Collect each line of the records containing the string "your".

----

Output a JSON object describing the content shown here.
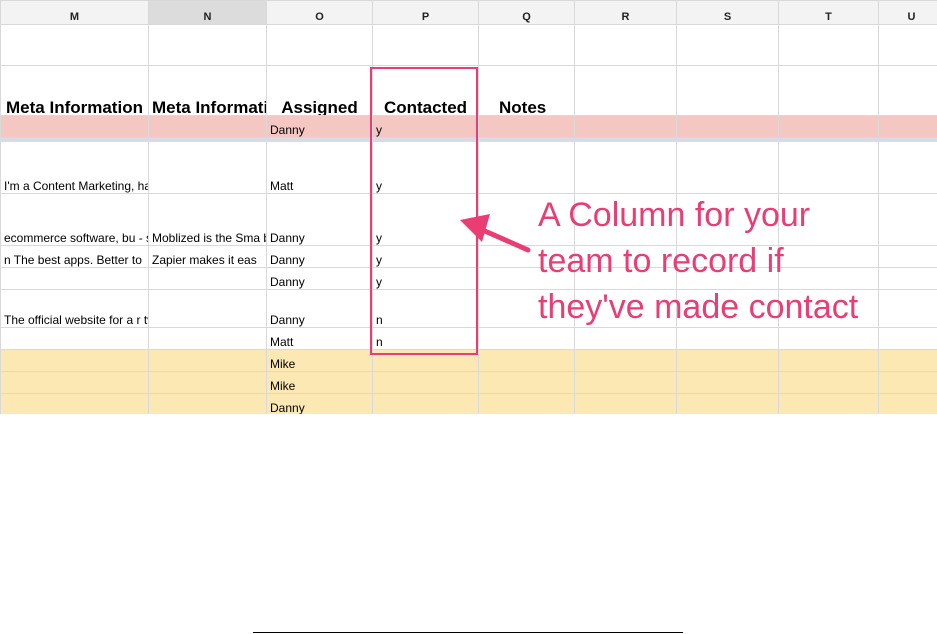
{
  "spreadsheet": {
    "columns": [
      "M",
      "N",
      "O",
      "P",
      "Q",
      "R",
      "S",
      "T",
      "U"
    ],
    "headers": {
      "meta_info_m": "Meta Information",
      "meta_info_n": "Meta Information",
      "assigned": "Assigned",
      "contacted": "Contacted",
      "notes": "Notes"
    },
    "rows": [
      {
        "m": "",
        "n": "",
        "assigned": "Danny",
        "contacted": "y"
      },
      {
        "m": "I'm a Content Marketing,\nhacker with a love for DI'\nl blog.",
        "n": "",
        "assigned": "Matt",
        "contacted": "y"
      },
      {
        "m": "ecommerce software, bu\n- software guides.",
        "n": "Moblized is the Sma\nbuilt to make your s\nprofitable.",
        "assigned": "Danny",
        "contacted": "y"
      },
      {
        "m": "n The best apps. Better to",
        "n": "Zapier makes it eas",
        "assigned": "Danny",
        "contacted": "y"
      },
      {
        "m": "",
        "n": "",
        "assigned": "Danny",
        "contacted": "y"
      },
      {
        "m": "The official website for a\nr tv programs, characters,",
        "n": "",
        "assigned": "Danny",
        "contacted": "n"
      },
      {
        "m": "",
        "n": "",
        "assigned": "Matt",
        "contacted": "n"
      },
      {
        "m": "",
        "n": "",
        "assigned": "Mike",
        "contacted": ""
      },
      {
        "m": "",
        "n": "",
        "assigned": "Mike",
        "contacted": ""
      },
      {
        "m": "",
        "n": "",
        "assigned": "Danny",
        "contacted": ""
      }
    ]
  },
  "annotation": {
    "text": "A Column for your\nteam to record if\nthey've made contact"
  },
  "colors": {
    "accent": "#ea3d74",
    "pink_row": "#f4c7c3",
    "yellow_row": "#fce8b2",
    "column_header_bg": "#f3f3f3",
    "selected_column_header_bg": "#dcdcdc"
  }
}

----

## Reply to the task
        "n": "Moblized is the Sma\nbuilt to make your s\nprofitable.",
    "text": "A Column for your\nteam to record if\nthey've made contact"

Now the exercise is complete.